You might think that is true, but only if you have never had to bear the responsibility of being the one that came home with no reason why you survived and others died. Even for otherwise well-adjusted people, the psychological trauma of that experience can be overwhelming, leading to depression, anxiety, self-medication with drugs and alcohol, et cetera; in short, a living hell.
As a practical matter, while Cpt. Miller and his squad are roving over Normandy looking to rescue Pvt. Ryan, they’re not only putting themselves as risk but neglecting the conduct of the war and effective termination of hostilities, thus ensuring that more mother’s sons are going to die pointlessless, all to rescue Matt Damon. Don’t get me wrong, I think Damon is a fine actor and a good sport, but it makes even less sense to send a squad of Rangers to rescue him in the middle of a battlefield than it does to send a spacecraft back around to Mars to rescue him and in the process exposing the crew to more risk and exceedance of lifetime space radiation exposure limits. The film appeals to the desire that one person is oh-so-important, but in fact, on the battlefield they just aren’t. The film has a great first twenty minutes followed by a ridiculously saccharine story, and as for “all the good the squad did” pretty much amounted to taking out one sniper and one machinegun nest, then letting one of the soldiers go, which would come back to haunt them. Kelly’s Heroes made more sense than this.

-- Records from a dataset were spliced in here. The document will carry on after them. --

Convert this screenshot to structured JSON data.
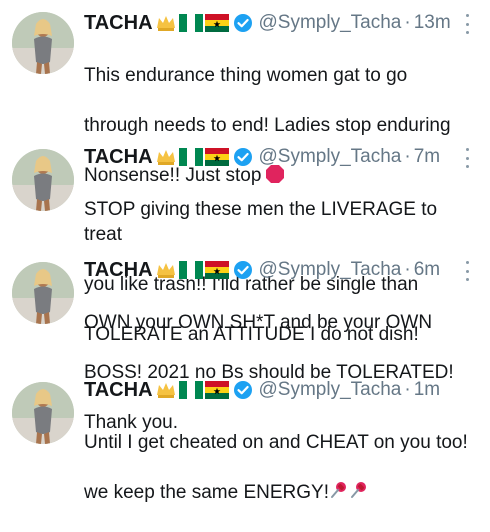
{
  "tweets": [
    {
      "name": "TACHA",
      "handle": "@Symply_Tacha",
      "separator": "·",
      "time": "13m",
      "lines": [
        "This endurance thing women gat to go",
        "through needs to end! Ladies stop enduring",
        "Nonsense!! Just stop"
      ],
      "end_emoji": "stop-sign"
    },
    {
      "name": "TACHA",
      "handle": "@Symply_Tacha",
      "separator": "·",
      "time": "7m",
      "lines": [
        "STOP giving these men the LIVERAGE to treat",
        "you like trash!! I'lld rather be single than",
        "TOLERATE an ATTITUDE I do not dish!"
      ]
    },
    {
      "name": "TACHA",
      "handle": "@Symply_Tacha",
      "separator": "·",
      "time": "6m",
      "lines": [
        "OWN your OWN SH*T and be your OWN",
        "BOSS! 2021 no Bs should be TOLERATED!",
        "Thank you."
      ]
    },
    {
      "name": "TACHA",
      "handle": "@Symply_Tacha",
      "separator": "·",
      "time": "1m",
      "lines": [
        "Until I get cheated on and CHEAT on you too!",
        "we keep the same ENERGY!"
      ],
      "end_emoji": "pushpin-pair"
    }
  ],
  "colors": {
    "text": "#14171a",
    "muted": "#657786",
    "verified": "#1da1f2",
    "stop": "#e0245e",
    "nigeria_green": "#008751",
    "ghana_red": "#ce1126",
    "ghana_gold": "#fcd116",
    "ghana_green": "#006b3f"
  },
  "icons": [
    "avatar",
    "crown-icon",
    "nigeria-flag-icon",
    "ghana-flag-icon",
    "verified-badge-icon",
    "more-options-icon",
    "stop-sign-icon",
    "pushpin-icon"
  ]
}
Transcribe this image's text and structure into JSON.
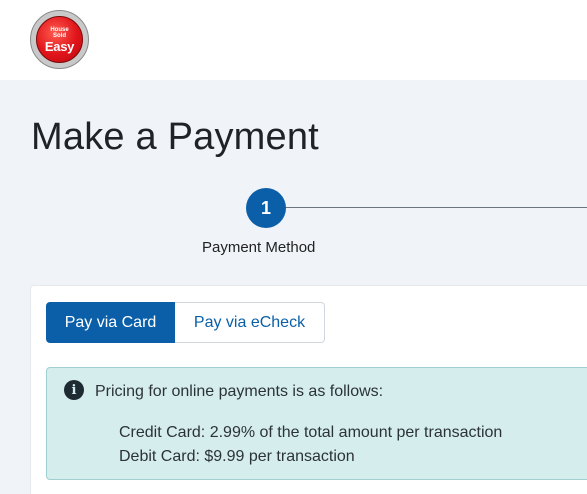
{
  "brand": {
    "logo_top": "House",
    "logo_middle": "Sold",
    "logo_bottom": "Easy"
  },
  "page": {
    "title": "Make a Payment"
  },
  "stepper": {
    "steps": [
      {
        "number": "1",
        "label": "Payment Method",
        "active": true
      }
    ]
  },
  "payment_tabs": {
    "card_label": "Pay via Card",
    "echeck_label": "Pay via eCheck",
    "selected": "Pay via Card"
  },
  "pricing_alert": {
    "icon": "info-icon",
    "heading": "Pricing for online payments is as follows:",
    "lines": [
      "Credit Card: 2.99% of the total amount per transaction",
      "Debit Card: $9.99 per transaction"
    ]
  },
  "colors": {
    "primary": "#0b5fa8",
    "page_background": "#f0f4f8",
    "alert_background": "#d6eded",
    "logo_red": "#e0141a"
  }
}
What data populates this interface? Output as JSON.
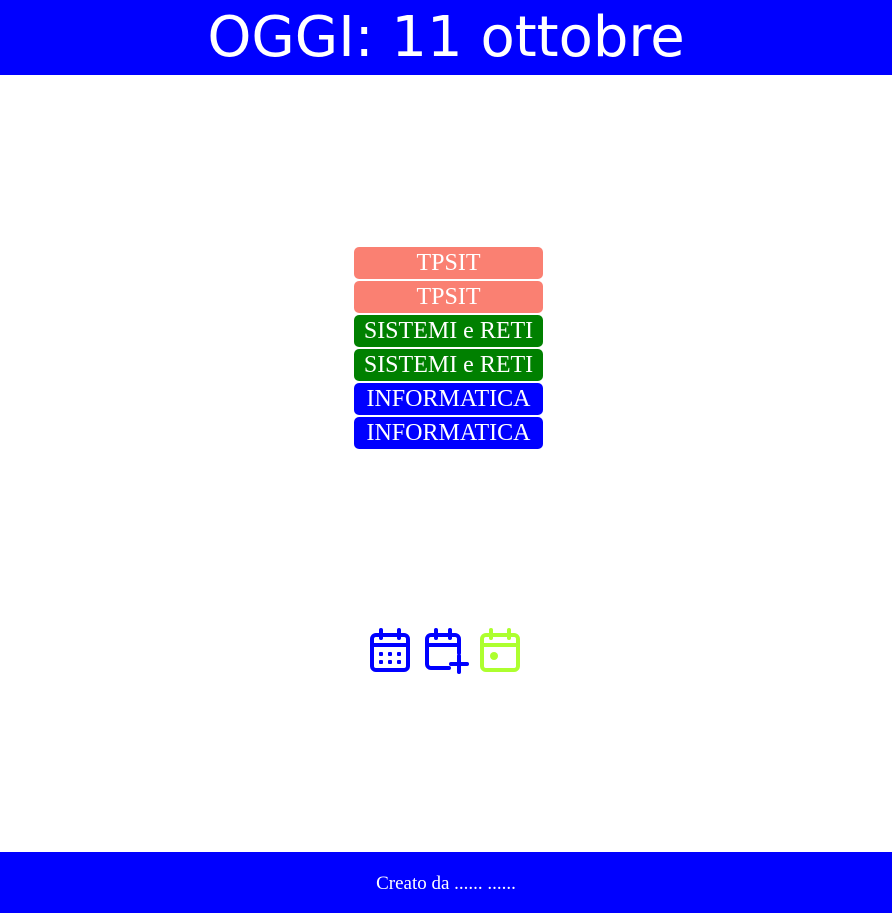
{
  "header": {
    "title": "OGGI: 11 ottobre"
  },
  "schedule": {
    "lessons": [
      {
        "label": "TPSIT",
        "color": "#fa8072"
      },
      {
        "label": "TPSIT",
        "color": "#fa8072"
      },
      {
        "label": "SISTEMI e RETI",
        "color": "#008000"
      },
      {
        "label": "SISTEMI e RETI",
        "color": "#008000"
      },
      {
        "label": "INFORMATICA",
        "color": "#0000ff"
      },
      {
        "label": "INFORMATICA",
        "color": "#0000ff"
      }
    ]
  },
  "toolbar": {
    "icons": [
      {
        "name": "calendar-grid-icon",
        "color": "#0000ff"
      },
      {
        "name": "calendar-add-icon",
        "color": "#0000ff"
      },
      {
        "name": "calendar-today-icon",
        "color": "#adff2f"
      }
    ]
  },
  "footer": {
    "text": "Creato da ...... ......"
  }
}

Also, the first thing a real Ranger would do once hitting the beach would be to pry those shiny new captain’s bars off of his helmet so as to not be an instant target for every German sniper and rifleman. It’s surprising Miller actually made it all the way to find Ryan at all.